What the exercise asks:
The answer must consist of every line below that contains the word "time".

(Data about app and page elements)
---------------
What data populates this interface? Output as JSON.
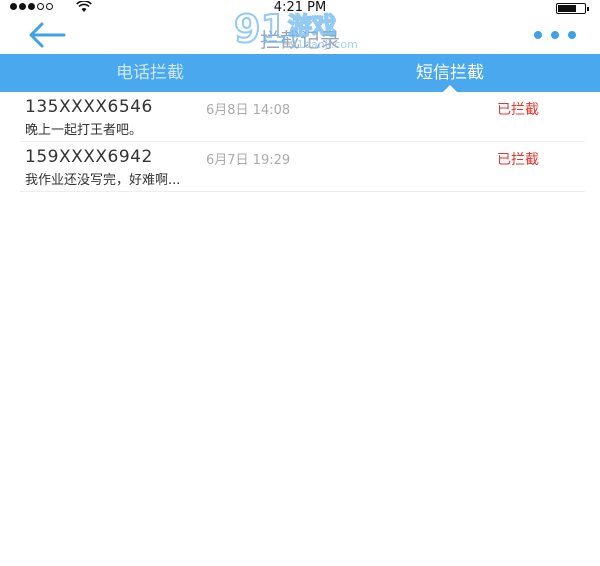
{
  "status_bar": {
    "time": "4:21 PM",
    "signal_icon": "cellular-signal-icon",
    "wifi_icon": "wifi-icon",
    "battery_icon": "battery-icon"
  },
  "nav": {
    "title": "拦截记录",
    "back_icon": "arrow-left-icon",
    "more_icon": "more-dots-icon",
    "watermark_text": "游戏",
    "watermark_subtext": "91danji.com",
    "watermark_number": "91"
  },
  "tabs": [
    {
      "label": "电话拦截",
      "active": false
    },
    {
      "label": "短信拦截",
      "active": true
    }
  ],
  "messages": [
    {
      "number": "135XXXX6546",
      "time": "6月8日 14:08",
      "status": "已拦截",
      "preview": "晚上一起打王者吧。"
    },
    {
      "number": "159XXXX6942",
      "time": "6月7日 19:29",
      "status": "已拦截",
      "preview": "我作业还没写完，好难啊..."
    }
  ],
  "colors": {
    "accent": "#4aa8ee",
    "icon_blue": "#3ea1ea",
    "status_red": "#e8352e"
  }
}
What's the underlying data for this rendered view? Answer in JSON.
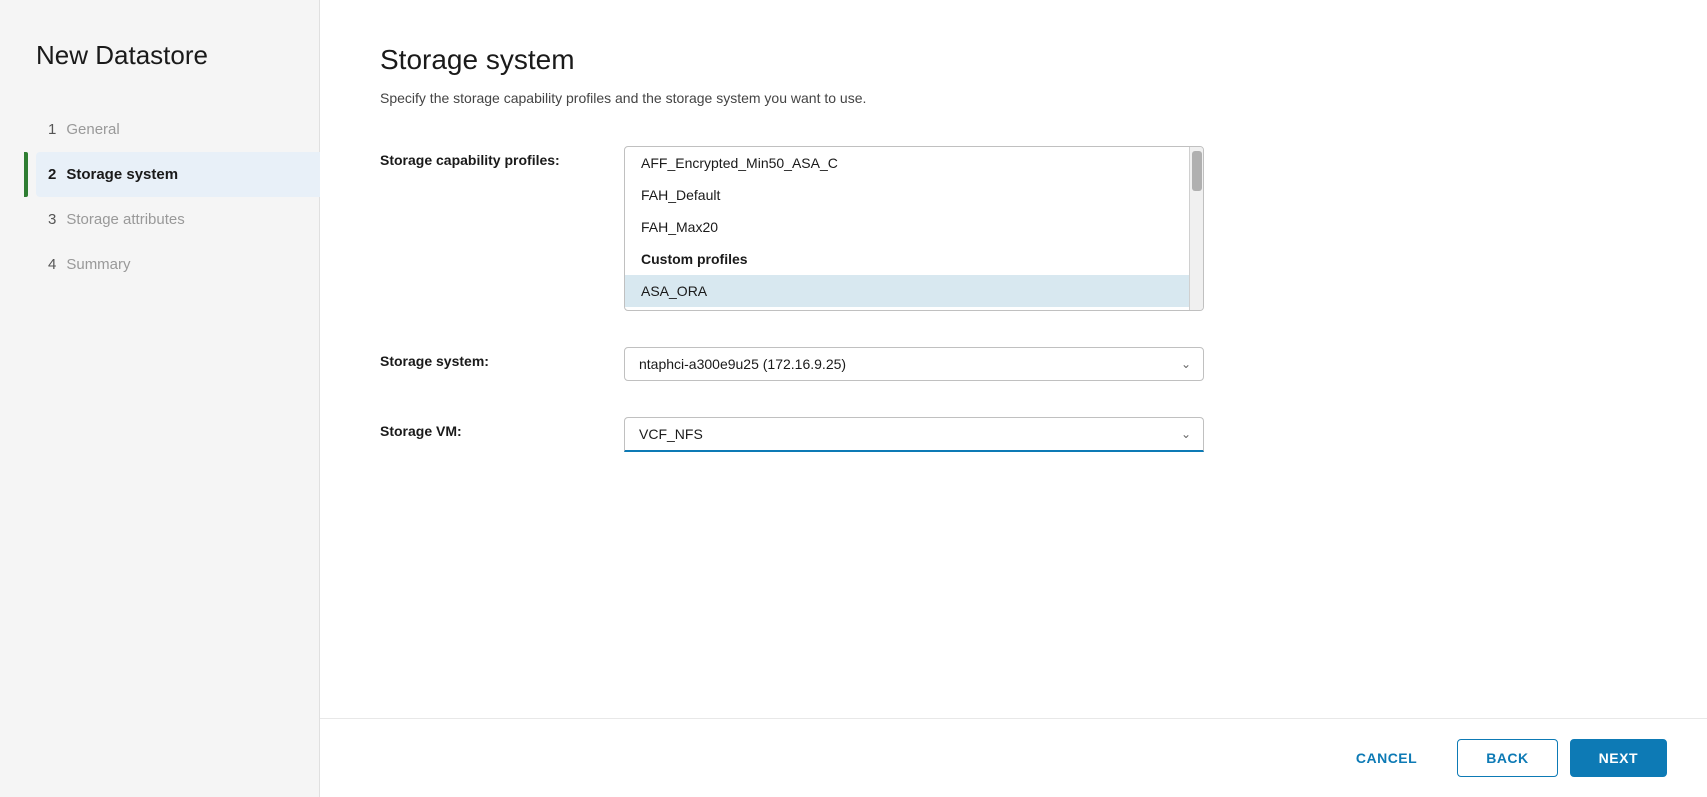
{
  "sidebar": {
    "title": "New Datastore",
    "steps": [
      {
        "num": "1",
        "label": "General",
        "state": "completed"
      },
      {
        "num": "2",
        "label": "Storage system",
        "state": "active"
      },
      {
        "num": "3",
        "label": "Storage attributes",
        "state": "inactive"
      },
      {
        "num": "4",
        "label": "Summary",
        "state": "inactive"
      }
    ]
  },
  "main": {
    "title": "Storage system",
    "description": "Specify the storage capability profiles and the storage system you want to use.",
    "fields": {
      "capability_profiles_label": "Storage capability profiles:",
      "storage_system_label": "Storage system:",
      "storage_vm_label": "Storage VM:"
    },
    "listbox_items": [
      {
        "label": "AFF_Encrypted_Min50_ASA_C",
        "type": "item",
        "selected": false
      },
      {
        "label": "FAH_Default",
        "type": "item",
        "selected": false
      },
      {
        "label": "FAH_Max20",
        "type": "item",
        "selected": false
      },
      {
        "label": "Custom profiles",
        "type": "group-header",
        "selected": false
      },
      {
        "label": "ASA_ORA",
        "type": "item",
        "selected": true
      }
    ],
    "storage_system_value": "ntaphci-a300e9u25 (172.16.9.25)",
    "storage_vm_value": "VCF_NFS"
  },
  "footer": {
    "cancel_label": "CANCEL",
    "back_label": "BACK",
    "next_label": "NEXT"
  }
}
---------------
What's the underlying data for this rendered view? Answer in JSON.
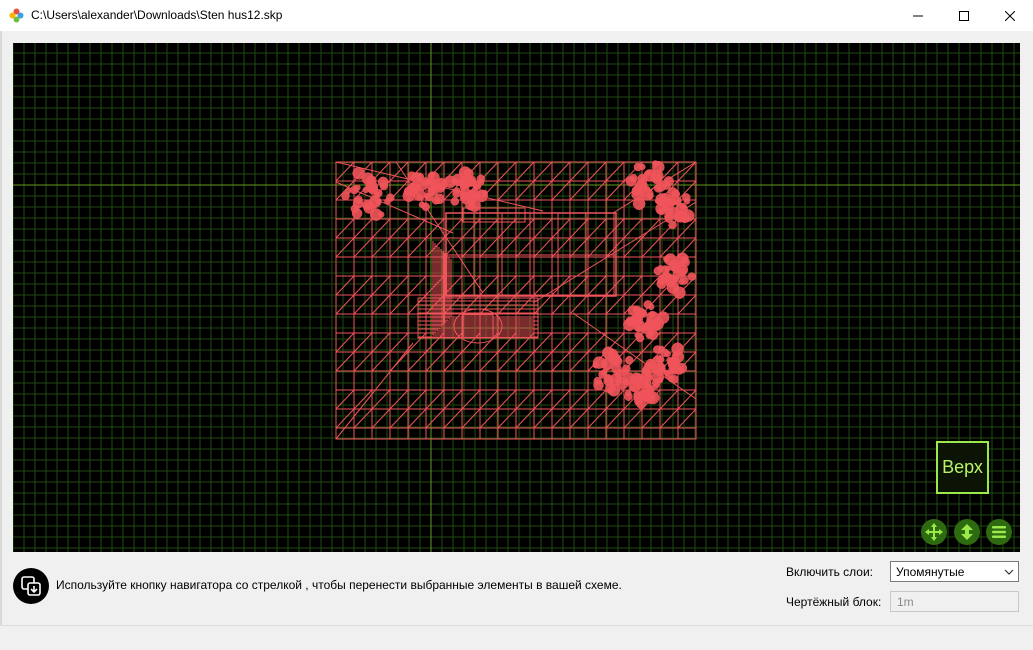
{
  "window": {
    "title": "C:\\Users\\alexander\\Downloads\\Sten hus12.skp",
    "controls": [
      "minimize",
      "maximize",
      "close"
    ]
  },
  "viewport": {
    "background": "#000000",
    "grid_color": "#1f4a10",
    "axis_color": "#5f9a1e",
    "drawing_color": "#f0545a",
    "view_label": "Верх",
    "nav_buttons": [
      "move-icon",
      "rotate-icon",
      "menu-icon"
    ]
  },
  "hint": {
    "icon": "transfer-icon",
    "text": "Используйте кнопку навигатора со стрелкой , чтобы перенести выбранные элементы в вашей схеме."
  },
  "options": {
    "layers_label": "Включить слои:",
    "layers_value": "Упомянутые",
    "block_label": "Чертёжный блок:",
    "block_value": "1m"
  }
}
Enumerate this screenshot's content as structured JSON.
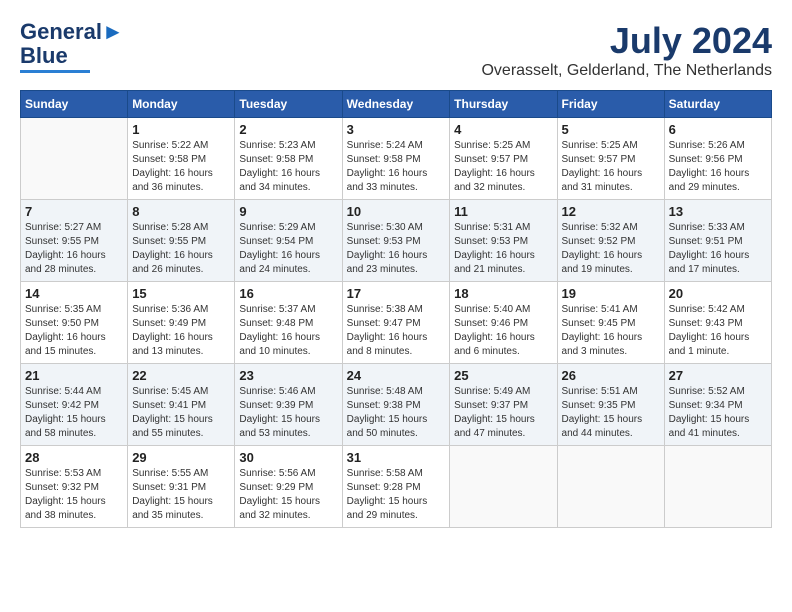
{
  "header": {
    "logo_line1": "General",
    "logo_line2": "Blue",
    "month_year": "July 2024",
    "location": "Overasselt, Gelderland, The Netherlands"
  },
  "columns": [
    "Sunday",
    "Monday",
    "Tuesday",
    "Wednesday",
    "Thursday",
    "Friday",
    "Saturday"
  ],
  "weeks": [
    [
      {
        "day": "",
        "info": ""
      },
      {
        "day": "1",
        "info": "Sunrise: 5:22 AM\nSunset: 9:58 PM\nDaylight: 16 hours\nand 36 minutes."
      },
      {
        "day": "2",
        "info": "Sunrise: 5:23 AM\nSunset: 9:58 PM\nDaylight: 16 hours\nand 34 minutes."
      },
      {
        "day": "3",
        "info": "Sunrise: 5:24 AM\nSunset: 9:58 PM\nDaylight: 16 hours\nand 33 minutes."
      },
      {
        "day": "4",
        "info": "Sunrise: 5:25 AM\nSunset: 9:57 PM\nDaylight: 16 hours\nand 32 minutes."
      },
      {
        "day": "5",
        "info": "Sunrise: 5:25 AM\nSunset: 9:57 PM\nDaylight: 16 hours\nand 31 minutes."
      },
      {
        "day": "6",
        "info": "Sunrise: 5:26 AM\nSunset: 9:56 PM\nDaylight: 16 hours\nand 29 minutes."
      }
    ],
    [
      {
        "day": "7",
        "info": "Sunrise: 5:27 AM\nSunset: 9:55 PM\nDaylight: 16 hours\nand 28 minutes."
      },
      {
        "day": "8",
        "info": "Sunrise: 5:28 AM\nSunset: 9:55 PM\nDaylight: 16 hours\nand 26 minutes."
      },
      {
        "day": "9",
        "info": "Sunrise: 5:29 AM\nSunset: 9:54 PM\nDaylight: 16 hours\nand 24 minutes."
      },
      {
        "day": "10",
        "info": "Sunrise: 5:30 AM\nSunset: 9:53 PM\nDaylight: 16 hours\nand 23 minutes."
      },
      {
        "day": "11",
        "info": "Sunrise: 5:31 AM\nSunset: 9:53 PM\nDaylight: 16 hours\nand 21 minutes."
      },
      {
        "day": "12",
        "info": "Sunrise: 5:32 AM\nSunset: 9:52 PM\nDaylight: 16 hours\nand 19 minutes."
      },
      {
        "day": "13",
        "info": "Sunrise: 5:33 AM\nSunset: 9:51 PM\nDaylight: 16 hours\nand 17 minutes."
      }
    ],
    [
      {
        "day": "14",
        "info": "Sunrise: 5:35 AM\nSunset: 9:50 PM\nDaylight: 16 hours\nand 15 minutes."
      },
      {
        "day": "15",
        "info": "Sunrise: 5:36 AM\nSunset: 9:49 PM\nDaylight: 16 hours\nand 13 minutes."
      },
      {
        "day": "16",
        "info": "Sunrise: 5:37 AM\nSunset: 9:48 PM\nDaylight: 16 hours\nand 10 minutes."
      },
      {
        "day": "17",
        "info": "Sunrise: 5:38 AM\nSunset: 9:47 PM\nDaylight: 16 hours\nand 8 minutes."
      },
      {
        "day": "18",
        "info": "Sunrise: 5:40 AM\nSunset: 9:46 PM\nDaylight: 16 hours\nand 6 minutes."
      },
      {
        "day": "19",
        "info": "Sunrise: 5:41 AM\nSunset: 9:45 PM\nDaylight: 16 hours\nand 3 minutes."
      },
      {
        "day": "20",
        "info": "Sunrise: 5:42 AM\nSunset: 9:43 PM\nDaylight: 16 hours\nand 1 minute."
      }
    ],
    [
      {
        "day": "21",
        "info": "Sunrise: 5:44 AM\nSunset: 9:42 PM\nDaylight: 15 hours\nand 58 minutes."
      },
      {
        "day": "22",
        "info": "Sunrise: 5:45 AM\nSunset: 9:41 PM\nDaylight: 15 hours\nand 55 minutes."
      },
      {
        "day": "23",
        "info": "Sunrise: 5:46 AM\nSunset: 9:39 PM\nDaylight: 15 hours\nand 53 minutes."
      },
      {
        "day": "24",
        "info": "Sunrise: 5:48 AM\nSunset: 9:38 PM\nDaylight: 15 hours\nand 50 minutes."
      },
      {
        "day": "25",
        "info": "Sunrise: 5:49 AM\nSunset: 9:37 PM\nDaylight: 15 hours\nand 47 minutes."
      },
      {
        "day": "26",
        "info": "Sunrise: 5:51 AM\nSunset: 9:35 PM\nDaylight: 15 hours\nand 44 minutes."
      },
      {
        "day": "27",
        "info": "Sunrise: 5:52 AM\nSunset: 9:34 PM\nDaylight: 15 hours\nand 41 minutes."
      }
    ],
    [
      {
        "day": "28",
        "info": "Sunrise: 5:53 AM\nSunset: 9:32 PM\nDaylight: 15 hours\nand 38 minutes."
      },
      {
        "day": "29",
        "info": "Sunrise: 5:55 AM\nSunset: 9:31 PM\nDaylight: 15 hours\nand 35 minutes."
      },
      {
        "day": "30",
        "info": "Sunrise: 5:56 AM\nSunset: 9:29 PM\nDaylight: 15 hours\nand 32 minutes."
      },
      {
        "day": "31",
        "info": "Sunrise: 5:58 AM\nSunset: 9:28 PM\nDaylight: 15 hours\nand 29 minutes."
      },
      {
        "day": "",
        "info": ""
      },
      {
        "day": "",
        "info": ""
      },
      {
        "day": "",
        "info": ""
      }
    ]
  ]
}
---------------
Answer for this exercise:
    "time": "4:21 PM",
      "time": "6月8日 14:08",
      "time": "6月7日 19:29",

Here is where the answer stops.